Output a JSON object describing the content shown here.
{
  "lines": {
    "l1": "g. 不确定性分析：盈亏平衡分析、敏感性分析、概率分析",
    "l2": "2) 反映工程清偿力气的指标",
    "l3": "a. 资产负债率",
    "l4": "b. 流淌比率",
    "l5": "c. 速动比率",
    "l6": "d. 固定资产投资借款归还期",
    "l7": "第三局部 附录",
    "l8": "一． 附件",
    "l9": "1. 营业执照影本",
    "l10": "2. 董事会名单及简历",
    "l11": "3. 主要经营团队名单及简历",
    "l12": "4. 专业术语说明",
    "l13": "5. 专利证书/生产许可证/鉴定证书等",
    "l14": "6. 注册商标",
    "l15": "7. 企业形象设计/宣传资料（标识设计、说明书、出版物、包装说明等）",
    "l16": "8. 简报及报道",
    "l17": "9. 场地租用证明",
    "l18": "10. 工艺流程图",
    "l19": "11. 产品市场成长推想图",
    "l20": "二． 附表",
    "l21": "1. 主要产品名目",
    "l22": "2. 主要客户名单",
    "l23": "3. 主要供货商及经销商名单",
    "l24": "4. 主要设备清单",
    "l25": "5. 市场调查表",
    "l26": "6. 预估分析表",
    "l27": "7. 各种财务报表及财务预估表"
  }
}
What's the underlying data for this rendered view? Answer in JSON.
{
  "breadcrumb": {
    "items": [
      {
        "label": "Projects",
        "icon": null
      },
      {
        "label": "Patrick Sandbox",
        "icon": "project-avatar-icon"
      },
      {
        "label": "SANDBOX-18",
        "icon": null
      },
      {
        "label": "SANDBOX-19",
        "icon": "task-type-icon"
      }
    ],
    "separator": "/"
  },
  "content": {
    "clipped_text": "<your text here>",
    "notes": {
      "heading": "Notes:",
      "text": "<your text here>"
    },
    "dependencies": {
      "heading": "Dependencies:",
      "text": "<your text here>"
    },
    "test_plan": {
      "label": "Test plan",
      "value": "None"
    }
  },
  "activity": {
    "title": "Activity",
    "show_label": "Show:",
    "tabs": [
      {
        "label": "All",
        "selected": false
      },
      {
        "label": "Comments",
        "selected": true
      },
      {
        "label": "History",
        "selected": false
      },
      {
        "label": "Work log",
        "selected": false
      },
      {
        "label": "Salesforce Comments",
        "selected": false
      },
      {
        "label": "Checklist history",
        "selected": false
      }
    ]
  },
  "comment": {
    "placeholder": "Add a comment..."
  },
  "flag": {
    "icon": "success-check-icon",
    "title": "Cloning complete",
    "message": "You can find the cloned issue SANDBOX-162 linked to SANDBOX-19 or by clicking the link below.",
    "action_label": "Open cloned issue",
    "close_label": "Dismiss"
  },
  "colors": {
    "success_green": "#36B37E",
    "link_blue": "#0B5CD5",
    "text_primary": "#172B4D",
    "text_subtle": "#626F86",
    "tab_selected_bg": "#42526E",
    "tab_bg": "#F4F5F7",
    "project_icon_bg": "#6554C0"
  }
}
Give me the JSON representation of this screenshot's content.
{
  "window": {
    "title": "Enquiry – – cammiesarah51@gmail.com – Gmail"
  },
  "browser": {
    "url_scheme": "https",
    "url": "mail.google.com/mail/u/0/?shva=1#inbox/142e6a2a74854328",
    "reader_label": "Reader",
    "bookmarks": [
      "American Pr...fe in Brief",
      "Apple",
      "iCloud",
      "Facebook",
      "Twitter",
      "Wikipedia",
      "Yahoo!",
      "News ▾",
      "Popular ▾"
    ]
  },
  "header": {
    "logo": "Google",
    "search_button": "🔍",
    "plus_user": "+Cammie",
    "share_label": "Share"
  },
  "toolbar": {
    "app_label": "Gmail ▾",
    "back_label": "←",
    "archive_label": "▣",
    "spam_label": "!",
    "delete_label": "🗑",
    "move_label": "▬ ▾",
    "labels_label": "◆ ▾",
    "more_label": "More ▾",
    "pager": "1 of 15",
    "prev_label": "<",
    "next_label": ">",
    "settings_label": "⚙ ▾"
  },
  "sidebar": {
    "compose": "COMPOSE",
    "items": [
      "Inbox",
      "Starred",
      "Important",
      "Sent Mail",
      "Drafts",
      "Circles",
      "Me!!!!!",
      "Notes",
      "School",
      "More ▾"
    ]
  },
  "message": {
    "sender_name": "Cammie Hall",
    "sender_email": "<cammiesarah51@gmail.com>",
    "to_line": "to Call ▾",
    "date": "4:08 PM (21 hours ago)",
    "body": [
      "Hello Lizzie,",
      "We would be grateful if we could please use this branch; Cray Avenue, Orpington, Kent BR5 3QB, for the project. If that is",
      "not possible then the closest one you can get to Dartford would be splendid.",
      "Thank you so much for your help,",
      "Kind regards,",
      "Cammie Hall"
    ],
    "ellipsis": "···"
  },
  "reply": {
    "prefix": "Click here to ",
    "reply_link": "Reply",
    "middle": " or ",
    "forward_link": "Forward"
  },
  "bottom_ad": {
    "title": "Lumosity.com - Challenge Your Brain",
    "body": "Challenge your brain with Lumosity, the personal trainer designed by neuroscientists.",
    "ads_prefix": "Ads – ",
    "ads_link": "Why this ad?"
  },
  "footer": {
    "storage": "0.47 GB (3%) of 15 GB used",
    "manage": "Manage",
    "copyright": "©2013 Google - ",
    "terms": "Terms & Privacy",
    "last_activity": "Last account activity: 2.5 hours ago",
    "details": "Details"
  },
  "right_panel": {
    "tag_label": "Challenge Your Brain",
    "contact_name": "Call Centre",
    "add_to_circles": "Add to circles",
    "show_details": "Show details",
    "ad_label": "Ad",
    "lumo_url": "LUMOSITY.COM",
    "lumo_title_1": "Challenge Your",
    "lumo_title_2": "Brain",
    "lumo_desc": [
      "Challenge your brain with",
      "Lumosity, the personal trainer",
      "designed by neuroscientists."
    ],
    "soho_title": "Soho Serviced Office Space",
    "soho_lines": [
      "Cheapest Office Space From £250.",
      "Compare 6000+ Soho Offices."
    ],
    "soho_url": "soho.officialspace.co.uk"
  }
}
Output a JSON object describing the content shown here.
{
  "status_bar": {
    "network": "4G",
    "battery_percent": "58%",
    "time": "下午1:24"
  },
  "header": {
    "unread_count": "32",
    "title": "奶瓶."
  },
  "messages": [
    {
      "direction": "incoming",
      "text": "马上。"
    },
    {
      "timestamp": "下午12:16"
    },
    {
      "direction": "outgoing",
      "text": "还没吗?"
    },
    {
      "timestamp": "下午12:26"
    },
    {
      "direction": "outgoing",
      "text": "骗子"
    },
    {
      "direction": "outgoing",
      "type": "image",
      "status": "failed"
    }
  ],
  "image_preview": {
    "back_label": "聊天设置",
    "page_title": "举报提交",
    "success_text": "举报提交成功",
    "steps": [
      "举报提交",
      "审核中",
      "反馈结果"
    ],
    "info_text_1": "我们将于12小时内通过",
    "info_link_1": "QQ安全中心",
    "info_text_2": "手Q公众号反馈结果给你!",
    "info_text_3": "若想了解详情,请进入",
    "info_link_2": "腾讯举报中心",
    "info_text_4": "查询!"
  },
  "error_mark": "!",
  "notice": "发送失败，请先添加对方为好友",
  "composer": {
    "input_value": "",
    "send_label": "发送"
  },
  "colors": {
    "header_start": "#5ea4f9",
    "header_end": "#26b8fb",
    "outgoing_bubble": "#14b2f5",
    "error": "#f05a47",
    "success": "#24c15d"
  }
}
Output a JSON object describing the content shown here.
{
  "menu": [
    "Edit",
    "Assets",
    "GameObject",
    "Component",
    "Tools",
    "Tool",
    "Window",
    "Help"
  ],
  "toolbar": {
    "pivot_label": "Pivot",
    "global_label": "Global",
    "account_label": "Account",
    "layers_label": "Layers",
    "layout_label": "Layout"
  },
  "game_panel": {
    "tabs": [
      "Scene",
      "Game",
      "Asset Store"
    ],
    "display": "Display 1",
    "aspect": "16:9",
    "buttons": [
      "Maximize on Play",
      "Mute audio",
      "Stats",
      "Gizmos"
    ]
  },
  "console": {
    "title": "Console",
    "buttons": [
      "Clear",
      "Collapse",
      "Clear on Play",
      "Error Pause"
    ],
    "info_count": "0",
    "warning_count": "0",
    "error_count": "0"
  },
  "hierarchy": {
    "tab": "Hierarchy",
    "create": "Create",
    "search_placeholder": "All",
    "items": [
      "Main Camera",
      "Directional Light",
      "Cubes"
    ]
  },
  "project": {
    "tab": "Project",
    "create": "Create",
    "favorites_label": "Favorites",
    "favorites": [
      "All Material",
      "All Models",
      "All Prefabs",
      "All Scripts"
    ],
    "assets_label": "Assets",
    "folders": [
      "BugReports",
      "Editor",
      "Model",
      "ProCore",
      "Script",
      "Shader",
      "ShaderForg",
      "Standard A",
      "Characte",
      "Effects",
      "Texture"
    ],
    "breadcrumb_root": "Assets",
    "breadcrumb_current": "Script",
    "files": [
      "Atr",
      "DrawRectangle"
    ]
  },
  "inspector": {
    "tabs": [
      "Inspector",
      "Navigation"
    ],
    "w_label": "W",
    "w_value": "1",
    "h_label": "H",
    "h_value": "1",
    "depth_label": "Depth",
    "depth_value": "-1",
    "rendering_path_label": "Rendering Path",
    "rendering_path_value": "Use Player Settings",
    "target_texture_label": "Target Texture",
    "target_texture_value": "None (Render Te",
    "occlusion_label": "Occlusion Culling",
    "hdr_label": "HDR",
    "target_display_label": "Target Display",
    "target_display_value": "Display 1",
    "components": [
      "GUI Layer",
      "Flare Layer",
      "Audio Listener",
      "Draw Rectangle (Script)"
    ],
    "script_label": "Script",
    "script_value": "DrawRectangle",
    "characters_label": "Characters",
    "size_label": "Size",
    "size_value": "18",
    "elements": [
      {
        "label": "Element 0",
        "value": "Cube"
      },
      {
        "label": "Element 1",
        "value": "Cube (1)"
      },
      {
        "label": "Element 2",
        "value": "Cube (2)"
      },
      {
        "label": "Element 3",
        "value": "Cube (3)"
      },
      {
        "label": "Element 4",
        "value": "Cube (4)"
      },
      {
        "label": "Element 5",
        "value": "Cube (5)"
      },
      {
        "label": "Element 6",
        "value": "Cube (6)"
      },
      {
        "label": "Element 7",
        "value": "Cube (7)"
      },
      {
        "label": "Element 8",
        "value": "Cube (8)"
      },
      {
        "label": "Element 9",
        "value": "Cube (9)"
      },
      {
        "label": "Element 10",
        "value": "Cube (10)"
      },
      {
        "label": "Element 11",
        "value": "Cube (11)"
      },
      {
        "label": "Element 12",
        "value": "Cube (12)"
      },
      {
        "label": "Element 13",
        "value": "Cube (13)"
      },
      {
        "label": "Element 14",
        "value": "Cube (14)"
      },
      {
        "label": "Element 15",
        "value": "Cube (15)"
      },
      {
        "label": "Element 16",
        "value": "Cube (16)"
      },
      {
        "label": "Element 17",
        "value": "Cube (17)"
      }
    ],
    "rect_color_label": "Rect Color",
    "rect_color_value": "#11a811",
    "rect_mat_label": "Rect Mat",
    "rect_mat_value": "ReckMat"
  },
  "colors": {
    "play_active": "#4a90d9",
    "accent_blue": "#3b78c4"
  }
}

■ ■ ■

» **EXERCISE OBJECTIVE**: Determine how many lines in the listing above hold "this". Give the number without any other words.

» **ANSWER SPACE**: 4